women’s basketball Breaking down the Albany Regional
STORRS — Geno Auriemma was in the middle of fielding questions about the women’s NCAA Tournament bracket when he casually decided to deliver one of his own.
Naturally, it came with a hint of sarcasm.
“Did they already say which is the hardest bracket? Does that come out yet? You know, like in the World Cup — the Group of Death,” the UConn coach cracked to reporters. “Is there a Bracket of Death? Has anybody established themselves as being in the Bracket of Death?”
UConn (31-2) isn’t a No. 1 seed for the first time since 2006. Perhaps, time will only tell if it matters.
The Huskies, seeded second behind Louisville in the Albany (N.Y.) Regional, tip off first-round play Friday (6:30 p.m.) against No. 15 Towson at Gampel Pavilion.
Let’s take a closer look at what the 11-time national champions will be up against as they embark on the road to the Final Four in Tampa, Fla.
No. 1 Louisville (29-3): With two-time ACC Player of the Year Asia Durr (averaging 21.3 points) a surefire top-5 pick in April’s WNBA Draft, this may be Louisville’s best shot to win a national championship. The Cardinals beat UConn at home in January, 78-69.
No. 3 Maryland (28-4): The Terrapins dropped the Big 10 Tournament final to Iowa after racing to the regular-season crown. Fortunately, Hawkeyes forward Megan Gustafson, who torched the Terrapins for 45 points, is on the opposite side of the bracket.
No. 4 Oregon St (24-7): Coming off a stunning loss to Washington in the Pac-12 quarterfinals, the Beavers must have a short memory if they intend to make a deep run. Having a standout guard like Destiny Slocum (16.0 ppg) should help.
No. 5 Gonzaga (28-4): Point guard Laura Stockton — the daughter of NBA Hall-of-Fame point guard John Stockton — and Jill Townsend, the team’s best bench player, both missed the WCC final and are unexpected to return anytime soon.
No. 6 UCLA (20-12): The Bruins surprisingly pushed Oregon to the brink in the Pac-12 semifinals before falling in overtime, 88-83. At the very least, that should give them some confidence moving forward.
No. 7 Rutgers (22-9): Should they get past Buffalo, the Scarlet Knights will likely meet their former Big East rival in the second round. They’ll be without head coach Vivian Stringer, who is on a health-related leave of absence for the remainder of the season.

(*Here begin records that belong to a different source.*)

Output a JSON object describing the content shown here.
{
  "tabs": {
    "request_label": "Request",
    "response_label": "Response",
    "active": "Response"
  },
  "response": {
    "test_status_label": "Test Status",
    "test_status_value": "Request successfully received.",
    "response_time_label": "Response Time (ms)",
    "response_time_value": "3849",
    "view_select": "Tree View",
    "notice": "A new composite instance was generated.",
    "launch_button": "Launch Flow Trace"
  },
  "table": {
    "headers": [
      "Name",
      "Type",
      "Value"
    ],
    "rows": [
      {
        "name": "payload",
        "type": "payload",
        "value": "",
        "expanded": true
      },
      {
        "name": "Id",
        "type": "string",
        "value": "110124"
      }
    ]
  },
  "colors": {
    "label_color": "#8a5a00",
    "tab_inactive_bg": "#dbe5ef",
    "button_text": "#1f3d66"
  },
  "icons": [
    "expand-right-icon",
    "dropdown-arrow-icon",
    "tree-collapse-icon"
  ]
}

No. 8 Michigan (21-11): Winners of nine of their last 11 games, the Wolverines are led in scoring by freshman reserve Naz Hillmon (13.2 ppg).
No. 9 Kansas State (21-11): Like their first-round opponent, the Wildcats are heading into the tournament on a wave of momentum. They’re 8-3 in their last 11 contests. Something has to give.
No. 10 Buffalo (23-9): As goes Cierra Dillard, so go the Bulls. The senior guard is second in the nation in scoring (25.2 ppg).
No. 11 Tennessee (19-12): UConn’s ancient rival narrowly avoided missing the tournament for the first time since it began in 1982. Relief on Rocky Top.
No. 12 Little Rock (21-10): The Trojans won the Sun Belt Tournament to secure a bid for the sixth time since 2010.
No. 13 Boise State (28-4): Will the third time be the charm for the Broncos, who lost the previous two seasons in the first round?
No. 14: Radford (26-6): With four players scoring in double-figures, the Highlanders are in midst of their winningest season in program-history.
No. 15: Towson (20-12): The Tigers won the CAA title to secure their first NCAA bid. The reward? A trip to face the premier program in the sport.
No. 16: Robert Morris (22-10): The Colonials are in the tournament for the fourth time in six seasons.